In the bankruptcy context, 11 U.S.C. section 1146(a)'s stamp-tax exemption does not apply to transfers made before a plan is confirmed under Chapter 11.

Travelers Cas. & Surety Co. of Am. v. Pac. Gas & Elec. Co. (2007)

Federal bankruptcy law does not disallow contract-based claims for attorney's fees based solely on the fact that the fees were incurred litigating bankruptcy law issues.

Marrama v. Citizens Bank of Massachusetts (2007)

In a bankruptcy case involving the issue of whether a debtor in a Chapter 7 proceeding, despite bad faith conduct, has an absolute right to convert under section 706(a) of the Bankruptcy Code, the Court rules that the courts in this case correctly held that the debtor forfeited his right to proceed under Chapter 13. The Court does not indicate with precision what conduct qualifies as "bad faith" sufficient to permit a bankruptcy judge to dismiss a Chapter 13 case or to deny conversion from Chapter 7, except to indicate the debtor's conduct must be atypical.

Howard Delivery Serv., Inc. v. Zurich Am. Ins. Co. (2006)

In the context of bankruptcy law, premiums owed by an employer to a workers' compensation carrier do not fit within 11 U.S.C. section 507(a)(5), which accords priorities, among unsecured creditors' claims, for unpaid contributions to "an employee benefit plan."

Cent. Virginia Cmty.
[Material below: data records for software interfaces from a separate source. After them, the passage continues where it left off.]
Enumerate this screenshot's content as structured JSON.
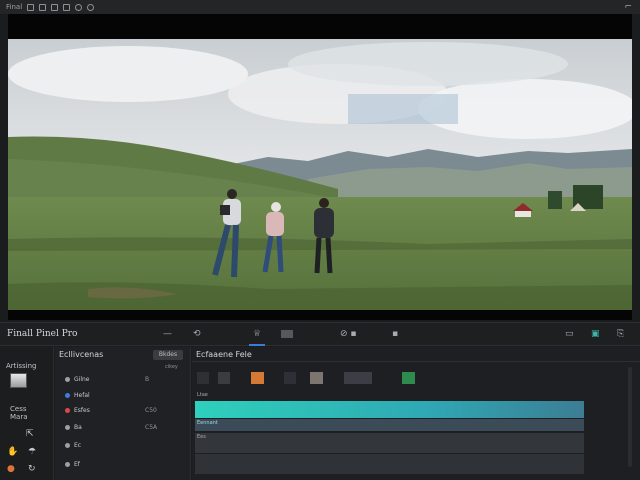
{
  "topbar": {
    "menu_label": "Final",
    "icons": [
      "file-icon",
      "grid-icon",
      "stack-icon",
      "layers-icon",
      "circle-icon",
      "loop-icon"
    ],
    "close_glyph": "⌐"
  },
  "toolbar": {
    "app_title": "Finall Pinel Pro",
    "glyph_minus": "—",
    "glyph_share": "⟲",
    "glyph_crown": "♕",
    "label_grid": "",
    "label_tools": "⊘ ▪",
    "label_clip": "▪",
    "glyph_folder": "▭",
    "glyph_save": "▣",
    "glyph_export": "⎘"
  },
  "left_tools": {
    "title": "Artissing",
    "media_label": "Cess",
    "media_sub": "Mara",
    "icon_pointer": "⇱",
    "icon_hand": "✋",
    "icon_brush": "☂",
    "icon_color": "●",
    "icon_loop": "↻"
  },
  "browser": {
    "title": "Ecllivcenas",
    "button_label": "Bkdes",
    "subtitle": "cikey",
    "rows": [
      {
        "name": "Gilne",
        "value": "B",
        "color": "#9aa0a6"
      },
      {
        "name": "Hefal",
        "value": "",
        "color": "#3f7be0"
      },
      {
        "name": "Esfes",
        "value": "C50",
        "color": "#d84a4a"
      },
      {
        "name": "Ba",
        "value": "C5A",
        "color": "#9aa0a6"
      },
      {
        "name": "Ec",
        "value": "",
        "color": "#9aa0a6"
      },
      {
        "name": "Ef",
        "value": "",
        "color": "#9aa0a6"
      }
    ]
  },
  "timeline": {
    "title": "Ecfaaene Fele",
    "track_labels": [
      "Ltae",
      "Eennant",
      "Ees"
    ],
    "colors": {
      "clip_main": "#2fd0bd",
      "clip_main_end": "#3c7d94",
      "track_two": "#3b4b58",
      "track_three": "#33363b",
      "thumb_orange": "#d47a35",
      "thumb_green": "#2f8a4e"
    }
  }
}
Coll. v. Katz (2006)

A bankruptcy trustee's proceeding to set aside the debtor's preferential transfers to state agencies is not barred by sovereign immunity. Pursuant to the Bankruptcy Clause, Congress may, at its option, either treat states in the same way as other creditors insofar as concerns "Laws on the subject of Bankruptcies" or exempt them from operation of such laws.
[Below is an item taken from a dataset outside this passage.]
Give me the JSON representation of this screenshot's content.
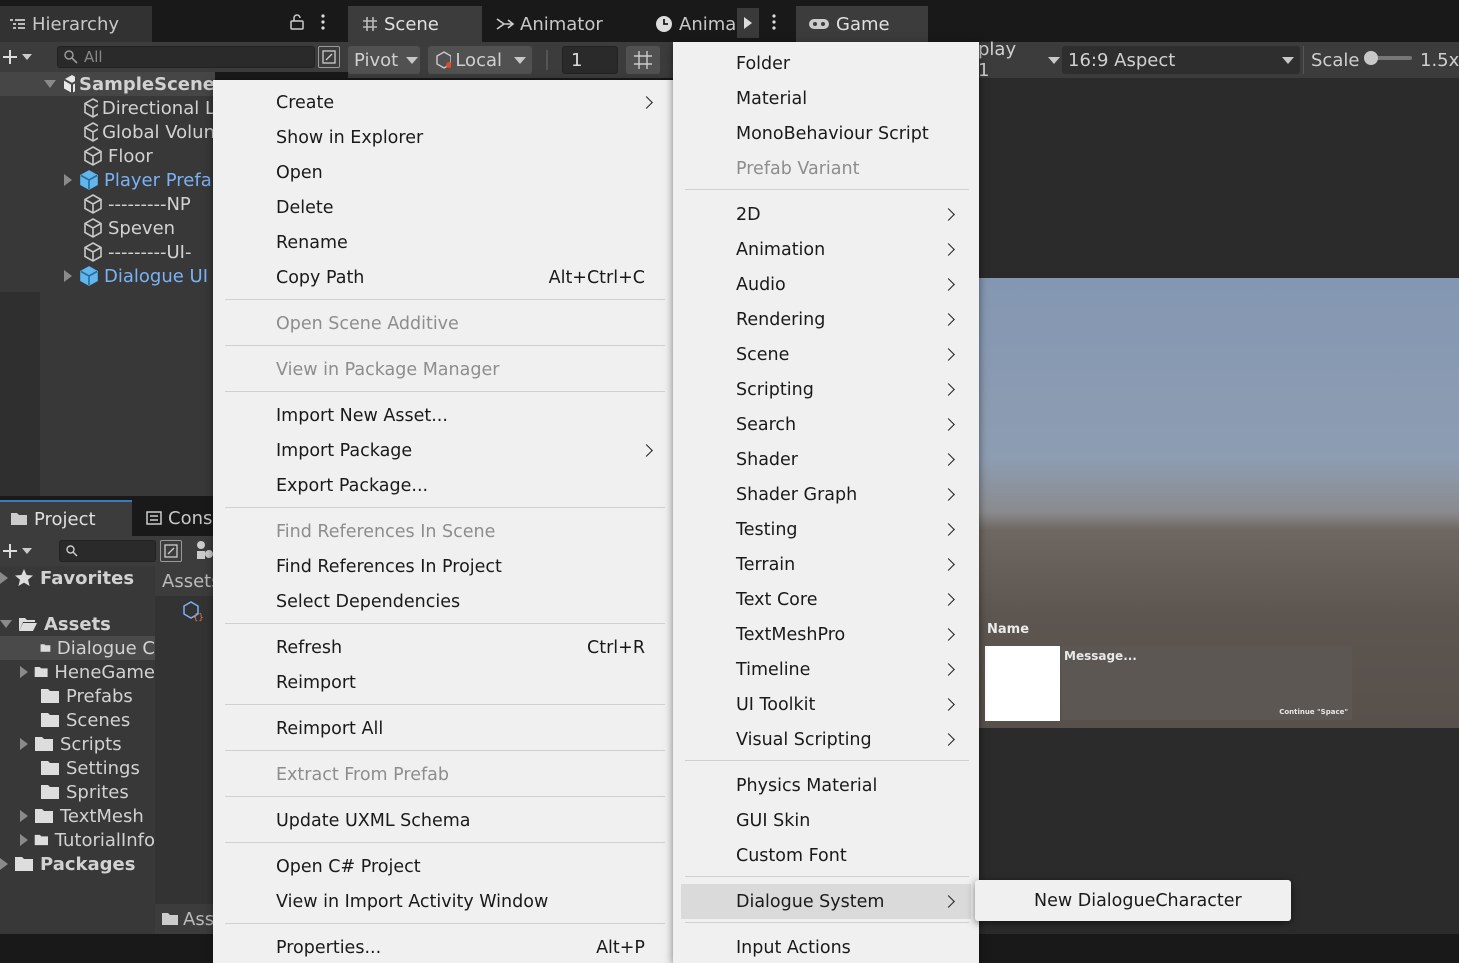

Till v. SCS Credit Corp. (2004)

Four justices conclude that the "prime-plus" or "formula rate" best meets the purposes of the Bankruptcy Code's cram down provision; because the proposed 9.5% interest rate is higher than the risk-free rate, it is sufficient to account for the time value of money, which is all 11 U.S.C. section 1325(a)(5)(B)(ii) requires.

Tennessee Student Assistance Corp. v. Hood (2004)

A bankruptcy court's discharge of a student loan debt that was guaranteed by a state entity does not implicate the state's Eleventh Amendment immunity. The Court declined to decide whether a bankruptcy court's exercise of personal jurisdiction over a state would be valid under the Eleventh Amendment.

Lamie v. U.S. Trustee (2004)

11 U.S.C. Sec. 330(a)(1) does not authorize compensation awards to debtor's attorneys from estate funds, unless they are employed as authorized under Sec. 327. To be paid from estate funds under Sec. 330(a)(1) in a Chapter 7 case, the attorney must be employed by the trustee and approved by the court.

Kontrick v. Ryan (2004)

A debtor forfeits the right to challenge a creditor's objection to discharge as untimely under Federal Rule of Bankruptcy Procedure 4004  if the debtor does not raise the rule's time limitation before the bankruptcy court reaches the merits of the creditor's objection to discharge.


Archer v. Warner (2003)

A debt for money promised in a settlement agreement accompanied by the release of underlying tort claims can amount to a debt for money obtained by fraud, within the terms of the Bankruptcy Code's non-dischargeability statute, 11 U.S.C. section 523(a)(2)A).


Fed. Communication Comm'n v. NextWave Personal Communications, Inc. (2003)

11 U.S.C. section 525 prohibits the FCC from revoking licenses held by a bankruptcy debtor upon the debtor's failure to make timely payments to the FCC for purchase of the licenses. It is undisputed that the FCC is a "governmental unit" that has "revoke[d]" a "license," and that NextWave is a "debtor" under the Bankruptcy Act.

Young v. United States (2002)

The lookback period under Section 507(a)(8)(A)(i) of the Bankruptcy Code is tolled during the pendency of a prior bankruptcy petition, making an IRS claim for debtor's taxes non-dischargeable due to the automatic stay imposed under 11 U.S.C. section 362  during a prior Chapter 13  bankruptcy proceeding, even if debtors obtained a discharge under their newer Chapter 7 petition.



  • This LawBrain entry is a stub. Please help us expand it! Click the 'Edit' tab above to add to this page.

  1. 11 U.S.C. Section 101 et seq.

Contributors

FindLaw AHK, FindLaw Nira, FindLaw VM